The best case that exemplifies estoppel I found in the US and it is Mcbro v. Triangle (Mcbro Planning and Development Company and Mccarthy Brothers Company, A Joint Venture, Plaintiffs-Appellees v. Triangle Electrical Construction Company, Inc., Defendant-Appellant, 741 F.2d 342 (1984)). Both Mcbro and Triangle did construction work in the St. Margaret’s Hospital, whereas Triangle performed electrical works and Mcbro acted as the construction manager. Both Mcbro and Triangle had a contract including an arbitration clause with St Margaret’s Hospital but never had a written agreement between themselves. The contract between the Hospital and Triangle even contained a clause noting that “[n]othing contained in the Contract Documents shall create any contractual relationship between [Mcbro] and [Triangle]”. A dispute arose, in which Triangle claimed that Mcbro hampered its electrical works in the Hospital and brought a suit in the US courts. Mcbro wanted to compel Triangle to arbitration. And although there was no arbitration agreement between the parties, the Court ruled that based on the “close relationship” of the contracts, Triangle is estopped from bringing a dispute to courts instead of arbitration (Ibid., par. 7). Consequently the Court ruled, “the contractor’s claims are intimately founded in and intertwined with the underlying contract obligations” (Ibid., par. 8) and hence allowed arbitration pursuant to the arbitration clause between Mcbro and the Hospital.

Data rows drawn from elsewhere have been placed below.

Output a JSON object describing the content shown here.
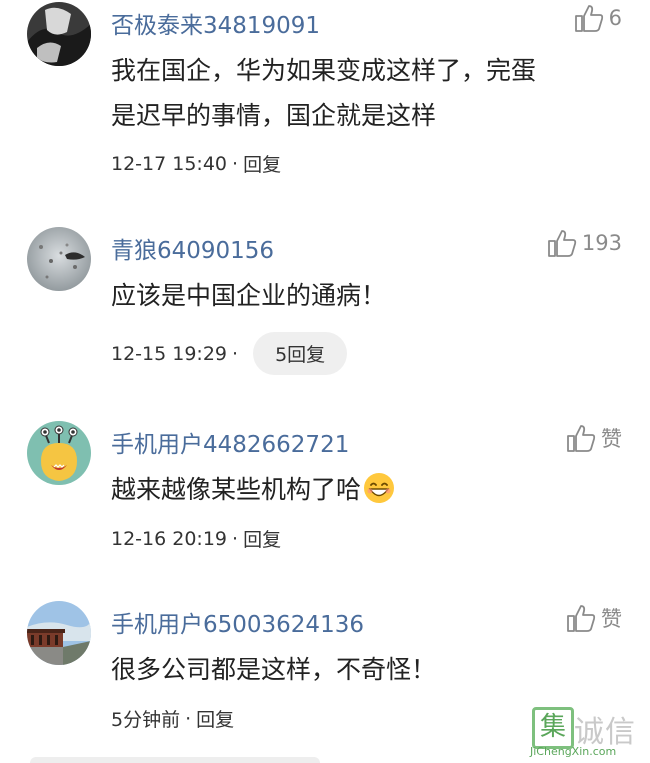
{
  "comments": [
    {
      "username": "否极泰来34819091",
      "like_count": "6",
      "text_lines": [
        "我在国企，华为如果变成这样了，完蛋",
        "是迟早的事情，国企就是这样"
      ],
      "time": "12-17 15:40",
      "reply_label": "回复",
      "dot": "·"
    },
    {
      "username": "青狼64090156",
      "like_count": "193",
      "text_lines": [
        "应该是中国企业的通病！"
      ],
      "time": "12-15 19:29",
      "reply_label": "5回复",
      "dot": "·"
    },
    {
      "username": "手机用户4482662721",
      "like_count": "赞",
      "text_lines": [
        "越来越像某些机构了哈"
      ],
      "time": "12-16 20:19",
      "reply_label": "回复",
      "dot": "·"
    },
    {
      "username": "手机用户65003624136",
      "like_count": "赞",
      "text_lines": [
        "很多公司都是这样，不奇怪！"
      ],
      "time": "5分钟前",
      "reply_label": "回复",
      "dot": "·"
    }
  ],
  "watermark": {
    "box_char": "集",
    "chars": "诚信",
    "url": "JiChengXin.com"
  },
  "icons": {
    "like": "thumbs-up-icon",
    "emoji": "grinning-face-emoji"
  }
}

In light of the above-mentioned, it is clear that even if a party does not sign an arbitration agreement, it can be compelled to arbitrate a dispute. Legally, the personal scope of the tribunal’s jurisdiction and the arbitration agreement is widened to encompass the consent of the third party. Moreover, if the arbitration rules provide for party joinders, a third party can be joined during an ongoing arbitration.
!!! Since this is one of the most interesting issues in arbitration, please let me know in comments of decisions from other jurisdictions that address it. Thank you!
written by Peter Plachy